§ What you have to do: Aim for an exact copy of the listing, without any images.

§ Data provided:
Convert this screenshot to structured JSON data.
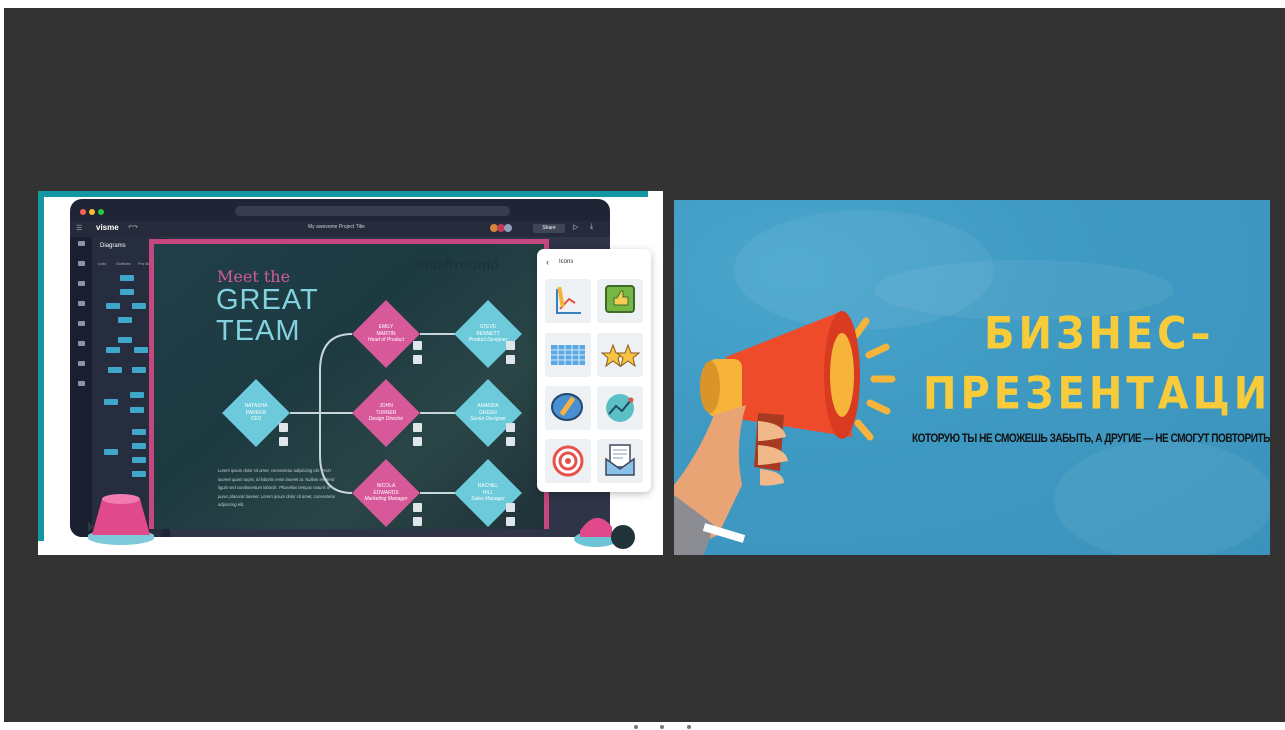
{
  "left_slide": {
    "editor": {
      "brand": "visme",
      "project_title": "My awesome Project Title",
      "share_label": "Share",
      "panel_title": "Diagrams",
      "panel_tabs": [
        "Lists",
        "Outlines",
        "Pro Builder"
      ]
    },
    "slide": {
      "heading_small": "Meet the",
      "heading_line1": "GREAT",
      "heading_line2": "TEAM",
      "logo_text": "mashroomö",
      "people": [
        {
          "name1": "NATASHA",
          "name2": "PARKER",
          "role": "CEO"
        },
        {
          "name1": "EMILY",
          "name2": "MARTIN",
          "role": "Head of Product"
        },
        {
          "name1": "JOHN",
          "name2": "TURNER",
          "role": "Design Director"
        },
        {
          "name1": "NICOLA",
          "name2": "EDWARDS",
          "role": "Marketing Manager"
        },
        {
          "name1": "STEVE",
          "name2": "BENNETT",
          "role": "Product Designer"
        },
        {
          "name1": "AMANDA",
          "name2": "GREEN",
          "role": "Senior Designer"
        },
        {
          "name1": "RACHEL",
          "name2": "HILL",
          "role": "Sales Manager"
        }
      ],
      "lorem": "Lorem ipsum dolor sit amet, consectetur adipiscing elit. Proin laoreet quam turpis, id lobortis enim laoreet at. Nullam eleifend ligula sed condimentum lobortis. Phasellus tempus mauris in purus placerat laoreet. Lorem ipsum dolor sit amet, consectetur adipiscing elit."
    },
    "icons_popup": {
      "title": "Icons",
      "icons": [
        "chart-pencil-icon",
        "thumbs-up-icon",
        "spreadsheet-icon",
        "stars-icon",
        "chat-pencil-icon",
        "growth-chart-icon",
        "target-icon",
        "mail-document-icon"
      ]
    }
  },
  "right_slide": {
    "title_line1": "БИЗНЕС–",
    "title_line2": "ПРЕЗЕНТАЦИЯ",
    "subtitle": "КОТОРУЮ ТЫ НЕ СМОЖЕШЬ ЗАБЫТЬ, А ДРУГИЕ — НЕ СМОГУТ ПОВТОРИТЬ",
    "colors": {
      "background": "#3f9ac3",
      "title": "#f7cb3a",
      "megaphone": "#ee4b2b"
    }
  },
  "pager": {
    "total": 4,
    "active": 1
  }
}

§ Answer for the task:
Convert this screenshot to structured JSON data.
{
  "left_slide": {
    "editor": {
      "brand": "visme",
      "project_title": "My awesome Project Title",
      "share_label": "Share",
      "panel_title": "Diagrams",
      "panel_tabs": [
        "Lists",
        "Outlines",
        "Pro Builder"
      ]
    },
    "slide": {
      "heading_small": "Meet the",
      "heading_line1": "GREAT",
      "heading_line2": "TEAM",
      "logo_text": "mashroomö",
      "people": [
        {
          "name1": "NATASHA",
          "name2": "PARKER",
          "role": "CEO"
        },
        {
          "name1": "EMILY",
          "name2": "MARTIN",
          "role": "Head of Product"
        },
        {
          "name1": "JOHN",
          "name2": "TURNER",
          "role": "Design Director"
        },
        {
          "name1": "NICOLA",
          "name2": "EDWARDS",
          "role": "Marketing Manager"
        },
        {
          "name1": "STEVE",
          "name2": "BENNETT",
          "role": "Product Designer"
        },
        {
          "name1": "AMANDA",
          "name2": "GREEN",
          "role": "Senior Designer"
        },
        {
          "name1": "RACHEL",
          "name2": "HILL",
          "role": "Sales Manager"
        }
      ],
      "lorem": "Lorem ipsum dolor sit amet, consectetur adipiscing elit. Proin laoreet quam turpis, id lobortis enim laoreet at. Nullam eleifend ligula sed condimentum lobortis. Phasellus tempus mauris in purus placerat laoreet. Lorem ipsum dolor sit amet, consectetur adipiscing elit."
    },
    "icons_popup": {
      "title": "Icons",
      "icons": [
        "chart-pencil-icon",
        "thumbs-up-icon",
        "spreadsheet-icon",
        "stars-icon",
        "chat-pencil-icon",
        "growth-chart-icon",
        "target-icon",
        "mail-document-icon"
      ]
    }
  },
  "right_slide": {
    "title_line1": "БИЗНЕС–",
    "title_line2": "ПРЕЗЕНТАЦИЯ",
    "subtitle": "КОТОРУЮ ТЫ НЕ СМОЖЕШЬ ЗАБЫТЬ, А ДРУГИЕ — НЕ СМОГУТ ПОВТОРИТЬ",
    "colors": {
      "background": "#3f9ac3",
      "title": "#f7cb3a",
      "megaphone": "#ee4b2b"
    }
  },
  "pager": {
    "total": 4,
    "active": 1
  }
}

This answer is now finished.